You are offered a position with a company but you don’t know what it is like to work at XYZ company.
Can I do a job shadow with a developer in a similar position?
Maybe part of your interviewed with a couple developers in similar positions and if the company is serious about bringing you on for your skills and not just to fill a position this should not be an issue. They will ask you do a myriad of tests and answer questions about your skills but no one knows your skills better than you. Job shadow for a couple hours can give you the insight on if you will like what they are working on. What if the company is using a technology or a development practice you have not used/seen before.
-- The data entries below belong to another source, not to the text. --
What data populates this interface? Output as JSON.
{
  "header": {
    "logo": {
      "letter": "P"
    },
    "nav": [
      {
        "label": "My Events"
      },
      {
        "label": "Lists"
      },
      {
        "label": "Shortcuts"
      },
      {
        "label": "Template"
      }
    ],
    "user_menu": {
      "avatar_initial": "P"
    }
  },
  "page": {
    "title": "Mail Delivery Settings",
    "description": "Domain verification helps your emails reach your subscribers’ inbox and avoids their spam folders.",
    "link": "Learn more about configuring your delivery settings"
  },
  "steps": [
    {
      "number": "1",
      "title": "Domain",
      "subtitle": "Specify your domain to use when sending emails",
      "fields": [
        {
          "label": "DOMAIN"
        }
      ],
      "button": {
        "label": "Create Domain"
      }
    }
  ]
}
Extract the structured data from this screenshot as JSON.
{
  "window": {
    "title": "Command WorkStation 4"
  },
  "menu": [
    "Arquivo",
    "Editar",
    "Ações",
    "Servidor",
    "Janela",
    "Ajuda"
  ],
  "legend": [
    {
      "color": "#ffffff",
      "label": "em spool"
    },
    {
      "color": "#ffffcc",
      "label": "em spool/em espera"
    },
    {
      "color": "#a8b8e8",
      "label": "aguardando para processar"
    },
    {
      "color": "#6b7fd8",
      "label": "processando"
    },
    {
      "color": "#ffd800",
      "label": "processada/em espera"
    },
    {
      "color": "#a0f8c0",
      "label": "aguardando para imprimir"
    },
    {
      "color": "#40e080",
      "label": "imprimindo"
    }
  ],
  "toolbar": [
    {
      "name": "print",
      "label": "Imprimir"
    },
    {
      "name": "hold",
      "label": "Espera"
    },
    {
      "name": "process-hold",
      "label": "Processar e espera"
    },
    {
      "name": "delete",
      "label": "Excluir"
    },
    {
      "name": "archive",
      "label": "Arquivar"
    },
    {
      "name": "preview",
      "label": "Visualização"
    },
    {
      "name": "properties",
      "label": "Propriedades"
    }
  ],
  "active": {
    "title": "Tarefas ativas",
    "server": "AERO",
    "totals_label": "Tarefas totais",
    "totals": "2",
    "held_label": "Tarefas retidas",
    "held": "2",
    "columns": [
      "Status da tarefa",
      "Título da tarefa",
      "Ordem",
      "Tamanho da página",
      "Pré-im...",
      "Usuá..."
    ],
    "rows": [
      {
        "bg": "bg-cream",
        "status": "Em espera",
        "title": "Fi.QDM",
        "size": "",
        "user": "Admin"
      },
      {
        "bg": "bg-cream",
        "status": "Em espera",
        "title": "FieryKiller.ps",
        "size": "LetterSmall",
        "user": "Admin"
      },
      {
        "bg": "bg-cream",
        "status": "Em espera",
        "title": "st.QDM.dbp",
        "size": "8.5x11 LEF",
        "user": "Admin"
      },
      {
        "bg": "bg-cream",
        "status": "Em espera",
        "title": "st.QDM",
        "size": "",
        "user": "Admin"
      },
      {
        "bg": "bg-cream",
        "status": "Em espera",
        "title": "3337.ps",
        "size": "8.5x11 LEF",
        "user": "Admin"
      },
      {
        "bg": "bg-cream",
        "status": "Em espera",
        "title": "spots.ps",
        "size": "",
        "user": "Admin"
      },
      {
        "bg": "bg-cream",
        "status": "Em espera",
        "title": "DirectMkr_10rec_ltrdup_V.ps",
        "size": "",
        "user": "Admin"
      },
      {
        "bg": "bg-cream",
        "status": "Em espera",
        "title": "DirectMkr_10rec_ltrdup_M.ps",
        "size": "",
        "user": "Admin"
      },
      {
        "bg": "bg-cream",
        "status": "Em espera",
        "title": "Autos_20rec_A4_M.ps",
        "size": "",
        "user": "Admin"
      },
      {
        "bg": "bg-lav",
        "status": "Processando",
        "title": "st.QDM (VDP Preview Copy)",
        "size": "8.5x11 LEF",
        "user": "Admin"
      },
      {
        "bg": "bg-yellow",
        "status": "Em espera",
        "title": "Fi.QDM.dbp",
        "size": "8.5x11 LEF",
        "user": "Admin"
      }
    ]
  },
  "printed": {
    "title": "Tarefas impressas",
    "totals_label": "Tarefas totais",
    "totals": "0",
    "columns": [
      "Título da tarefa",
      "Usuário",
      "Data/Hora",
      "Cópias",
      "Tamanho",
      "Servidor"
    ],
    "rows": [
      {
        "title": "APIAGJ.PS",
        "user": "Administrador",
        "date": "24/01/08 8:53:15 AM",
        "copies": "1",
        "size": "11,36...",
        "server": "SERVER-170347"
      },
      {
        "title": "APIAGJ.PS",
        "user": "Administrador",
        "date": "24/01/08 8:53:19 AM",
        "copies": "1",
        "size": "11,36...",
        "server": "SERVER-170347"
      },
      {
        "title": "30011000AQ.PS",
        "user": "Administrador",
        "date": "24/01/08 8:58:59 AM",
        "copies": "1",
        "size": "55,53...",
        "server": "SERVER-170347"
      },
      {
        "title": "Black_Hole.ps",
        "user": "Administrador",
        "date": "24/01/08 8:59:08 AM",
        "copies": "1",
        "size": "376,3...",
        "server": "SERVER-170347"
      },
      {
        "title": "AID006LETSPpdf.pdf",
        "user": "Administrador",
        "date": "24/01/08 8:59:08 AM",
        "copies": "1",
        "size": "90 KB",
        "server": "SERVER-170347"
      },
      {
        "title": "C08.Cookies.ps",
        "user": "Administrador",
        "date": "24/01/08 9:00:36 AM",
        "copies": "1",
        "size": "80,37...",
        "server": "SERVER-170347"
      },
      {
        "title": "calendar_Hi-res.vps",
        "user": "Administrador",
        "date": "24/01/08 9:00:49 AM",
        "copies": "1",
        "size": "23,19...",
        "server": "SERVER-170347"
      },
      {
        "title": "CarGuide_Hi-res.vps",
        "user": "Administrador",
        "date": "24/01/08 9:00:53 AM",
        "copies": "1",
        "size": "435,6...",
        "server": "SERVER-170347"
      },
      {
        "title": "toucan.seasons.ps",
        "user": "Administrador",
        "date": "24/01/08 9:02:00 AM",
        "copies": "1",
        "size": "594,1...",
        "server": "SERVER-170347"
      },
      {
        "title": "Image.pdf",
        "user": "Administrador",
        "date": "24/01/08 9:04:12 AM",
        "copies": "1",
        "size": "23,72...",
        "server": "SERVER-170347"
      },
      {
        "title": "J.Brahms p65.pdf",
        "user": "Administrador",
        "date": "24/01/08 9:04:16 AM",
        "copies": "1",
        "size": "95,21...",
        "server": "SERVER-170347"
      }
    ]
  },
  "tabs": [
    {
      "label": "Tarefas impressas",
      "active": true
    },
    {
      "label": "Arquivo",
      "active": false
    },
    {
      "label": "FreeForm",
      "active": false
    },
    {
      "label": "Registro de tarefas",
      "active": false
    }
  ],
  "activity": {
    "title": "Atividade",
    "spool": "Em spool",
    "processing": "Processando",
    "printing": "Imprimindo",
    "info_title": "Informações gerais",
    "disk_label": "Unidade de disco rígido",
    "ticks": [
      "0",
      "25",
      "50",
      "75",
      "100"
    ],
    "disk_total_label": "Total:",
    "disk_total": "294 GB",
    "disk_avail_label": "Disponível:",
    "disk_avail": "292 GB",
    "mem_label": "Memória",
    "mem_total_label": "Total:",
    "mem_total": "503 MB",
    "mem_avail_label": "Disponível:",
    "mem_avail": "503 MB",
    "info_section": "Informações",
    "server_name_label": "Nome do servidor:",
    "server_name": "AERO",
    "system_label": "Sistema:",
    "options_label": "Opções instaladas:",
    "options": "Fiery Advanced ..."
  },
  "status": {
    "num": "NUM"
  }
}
Many of your fears about moving to a new company can be quashed by this one question. How much time you spend with the company or developer will depend but you should get a sense of what the culture is like and what kinds of things the company does. One caveat is that they may not be able to allow you to job shadow for legal reasons and you should be aware of this at the beginning and don’t get discouraged if they say no.
You have an offer to work for XYZ company but you can’t do a job shadow. This may be even a question you can ask during the initial interview when they ask “Do you have any questions for us?”.
“What is the first project you will have me work on?”
The answer to this question may put your interviewer on edge a little and that should not be an issue. Asking this question shows you are concerned about what you are working on and want to make a difference. This should make them think a little too but most of the time they should have something pressing that they want a new person to work on. Either they are simple tasks while you get on-boarded or some major project that has been pushed off for a while. This should also be something to hold your new supervisors accountable for. If they pull you on and you are not working on the said project they described in the interview then you may be in for some issues with the company. I have had this happen and it was a good reason for me to look for something else.
This list is only a couple questions you should ask at every interview, but in truth you only need a couple to get the conversation going and to discuss the position further and you get to learn more about the company you are potentially working for. Not only are they looking to see if you fit with the company, but you should be checking if the company fits with you.